If a married couple wants to adopt a child, then both parents are responsible for adopting that child. The child has two parents, not just one. Therefore, the child is legally tied to both parents. Similar to how a couple with biological children has to go through complex divorce proceedings involving their children, the same thing has to happen with adopted children as well. There are a few points that you need to keep in mind if you are divorcing with an adopted child.
In General, The Process Is The Same
Adopted children have the same legal rights as all children when it comes to divorce proceedings. In this manner, adopted children are entitled to a custody arrangement that has been set up in their best interests. In general, this arrangement is going to include continuing contact with both of their parents unless there is a serious confounding factor involved.

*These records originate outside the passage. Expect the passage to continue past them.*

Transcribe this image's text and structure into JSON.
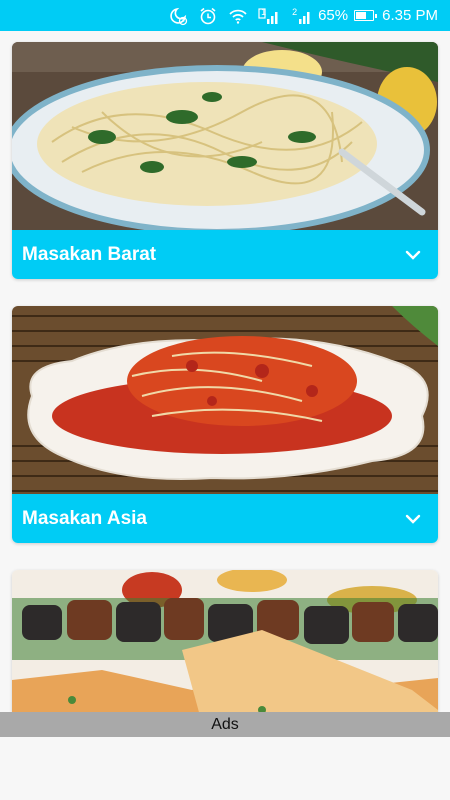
{
  "status_bar": {
    "battery_percent": "65%",
    "battery_level": 0.65,
    "time": "6.35 PM",
    "sim1_label": "1",
    "sim2_label": "2",
    "icons": [
      "moon-clock-icon",
      "alarm-icon",
      "wifi-icon",
      "signal-sim1-icon",
      "signal-sim2-icon",
      "battery-icon"
    ]
  },
  "cards": [
    {
      "title": "Masakan Barat",
      "image": "pasta-plate-photo",
      "icon": "chevron-down-icon"
    },
    {
      "title": "Masakan Asia",
      "image": "kimchi-plate-photo",
      "icon": "chevron-down-icon"
    },
    {
      "title": "",
      "image": "kebab-platter-photo"
    }
  ],
  "ads": {
    "label": "Ads"
  },
  "colors": {
    "accent": "#00ccf5",
    "ads_bar": "#a9a9a9",
    "background": "#f7f7f7"
  }
}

Furthermore, adopted children are also entitled to have their custody arrangements enforced to make sure that their best interests are always represented. Finally, adopted children are also entitled to financial support from both parents to make sure that their needs are met.
At the same time, there are a few key points to keep in mind. These include:
- Adopted children might have special needs
- There could be unique financial situations if the adopted child is being subsidized by the state
- These special factors are going to be weighed by the court just like all other factors
Therefore, it is important to identify and address these special circumstances as quickly and as thoroughly as possible.
Adopted Children have a Right To Child Support
Similar to biological children, an adopted child is entitled to financial support from both parents. Therefore, child support proceedings follow the same process. Both parents have a right to seek custody of the child and the court has the right to decide child support based on the income of each parent and the individual needs of the children. There could be extraordinary circumstances if the child has special needs that could drive up the child support payments.
If the adopted child is receiving a subsidy from the state, this payment is going to continue even if the parents get divorced. The parent who receives this payment may still collect child support from the other parent; however, the court might also decide to include this payment when they are calculating the needs of the child. It is important to note that child support payments are not meant to be punitive but are meant to reflect the needs of the child. Therefore, the court may include this state subsidy in its calculations.
Rely on the Law Offices of David Pedrazas
If you are going through a divorce involving adoption in Utah, then you need to rely on a Utah divorce attorney. The Law Firm of David Pedrazas provides you with access to an expert Salt Lake City divorce lawyer. Our divorce attorneys have an unparalleled level of experience when it comes to divorces in the local area. If you are going through a divorce in Utah, then you need a trained professional who will advocate for your best interests. Contact us today for a case evaluation!